Our first destination was the Monument to the Resistance.  This site, with views across to the mountains dividing us from Spain, far-reaching from west to east, was chosen as a memorial site not because it was a war-time battle ground.  Instead it was a training school for resistance fighters from France, Spain and beyond.  There are no barracks, no lecture-halls, no buildings of any kind.  Instead the men led hidden existences among the forest trees and rocks.  And now there is a fine memorial to them.  Singled out were two men who died in nearby Vira (the area where we walked last week) a Maquis stronghold, one who died in our neighbouring town of Bélesta, and one who died following deportation.  There is a statue to these men, who are nevertheless depicted without facial features.  In this way they stand representative for all the men – and women – who died whether through fighting, by acting as liaison workers, or by offering essential support by giving shelter, clothing and food.  Individuals did not pass over to Spain from here: the border is too far away.  Instead they were driven to one of the freedom trails such as those near Oust and Seix.  Petrol?  It could be organised, albeit with difficulty.  A key man ran a garage.

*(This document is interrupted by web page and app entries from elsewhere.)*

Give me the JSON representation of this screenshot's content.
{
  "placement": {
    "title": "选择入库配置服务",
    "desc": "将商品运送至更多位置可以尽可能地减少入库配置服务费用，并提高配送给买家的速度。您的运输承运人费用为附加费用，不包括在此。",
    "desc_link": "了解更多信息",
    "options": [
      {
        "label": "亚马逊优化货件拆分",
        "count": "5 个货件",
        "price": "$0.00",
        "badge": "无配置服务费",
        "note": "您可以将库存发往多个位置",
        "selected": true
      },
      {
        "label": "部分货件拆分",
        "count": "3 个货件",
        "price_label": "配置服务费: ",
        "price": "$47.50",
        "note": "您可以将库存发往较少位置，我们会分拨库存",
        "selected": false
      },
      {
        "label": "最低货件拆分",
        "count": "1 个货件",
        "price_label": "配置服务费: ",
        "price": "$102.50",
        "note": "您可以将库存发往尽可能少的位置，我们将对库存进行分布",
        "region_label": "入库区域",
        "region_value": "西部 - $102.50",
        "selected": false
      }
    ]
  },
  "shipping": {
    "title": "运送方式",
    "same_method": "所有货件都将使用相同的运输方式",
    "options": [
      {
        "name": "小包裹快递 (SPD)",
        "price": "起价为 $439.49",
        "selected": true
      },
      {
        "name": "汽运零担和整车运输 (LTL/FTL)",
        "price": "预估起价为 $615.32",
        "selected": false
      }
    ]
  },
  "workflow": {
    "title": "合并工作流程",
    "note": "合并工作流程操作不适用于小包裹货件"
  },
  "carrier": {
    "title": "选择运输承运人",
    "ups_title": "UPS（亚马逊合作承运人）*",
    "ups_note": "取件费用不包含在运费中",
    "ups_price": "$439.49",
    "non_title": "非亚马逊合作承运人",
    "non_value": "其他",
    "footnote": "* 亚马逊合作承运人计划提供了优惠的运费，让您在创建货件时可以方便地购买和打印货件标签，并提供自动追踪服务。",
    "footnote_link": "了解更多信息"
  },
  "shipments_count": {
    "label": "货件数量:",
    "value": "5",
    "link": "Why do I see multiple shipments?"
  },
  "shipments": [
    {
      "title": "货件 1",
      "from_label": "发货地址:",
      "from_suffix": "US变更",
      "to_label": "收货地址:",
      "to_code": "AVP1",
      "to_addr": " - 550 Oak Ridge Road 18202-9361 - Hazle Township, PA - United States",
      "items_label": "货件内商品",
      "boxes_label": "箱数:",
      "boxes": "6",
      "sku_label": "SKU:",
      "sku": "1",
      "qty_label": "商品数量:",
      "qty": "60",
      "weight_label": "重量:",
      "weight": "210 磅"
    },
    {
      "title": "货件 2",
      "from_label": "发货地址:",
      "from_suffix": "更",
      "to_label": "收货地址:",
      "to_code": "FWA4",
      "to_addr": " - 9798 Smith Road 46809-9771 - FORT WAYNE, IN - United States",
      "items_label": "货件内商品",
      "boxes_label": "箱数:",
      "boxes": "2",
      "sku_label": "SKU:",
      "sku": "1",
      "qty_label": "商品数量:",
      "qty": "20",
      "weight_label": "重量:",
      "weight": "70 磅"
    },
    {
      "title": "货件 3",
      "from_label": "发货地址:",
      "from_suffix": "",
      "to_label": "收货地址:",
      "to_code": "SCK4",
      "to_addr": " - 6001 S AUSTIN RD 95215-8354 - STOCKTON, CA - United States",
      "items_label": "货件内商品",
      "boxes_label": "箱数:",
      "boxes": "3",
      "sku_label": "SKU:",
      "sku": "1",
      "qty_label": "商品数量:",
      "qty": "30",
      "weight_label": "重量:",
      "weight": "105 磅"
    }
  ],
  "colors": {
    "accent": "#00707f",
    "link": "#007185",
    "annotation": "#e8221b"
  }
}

The sculptor of this monument is Ted Carrasco.  A native of Bolivia, pre-Columbian art  is a clear influence on his work.  He seeks always for his pieces to be in harmony with the environment in which they are placed.  His monumental granite figures look over to the Pyrenees which were the scene of their fight against fascism and the Nazi occupation of France.

Time to move on, however.  Our path took us slowly upwards through forest, along a track which became increasingly snow-covered and tough going.  However, it was only 3 km. or so until we reached the top, where there’s a refuge dedicated to the memory of its original owner, Henri Tartie, known as ‘l ‘Aynat’ – the elder, in Occitan.  The original structure is tiny, but served as shelter to many a Maquisard .  Now it’s a wood store, because a newer concrete annexe has been added with cooking facilities so that hardy mountain walkers can rest, make a meal, and warm themselves up.

We commandeered a circular concrete table outside, with apparently unending views of those Pyrenees, and somehow squeezed all ten of us round.  We unpacked our food:  as ever there was wine to share, rhum baba à l’orange, galette charentaise, biscuits – all home-made, of course.  Malcolm and I knew it was our last walk with our friends.  The fine views, the fine company, the cheerful conversation had a predictable effect.  We became tearful.  But so grateful that this walk was a bit of a first.  Extra-special views, extra-special weather for March, the chance to get close to an important slice of Ariègeois history, and our extra-special friends.  We shan’t be with them next Sunday: there’ll be too much to do.  It doesn’t bear thinking about.

The two of us, just after lunch.
The two of us, just after lunch.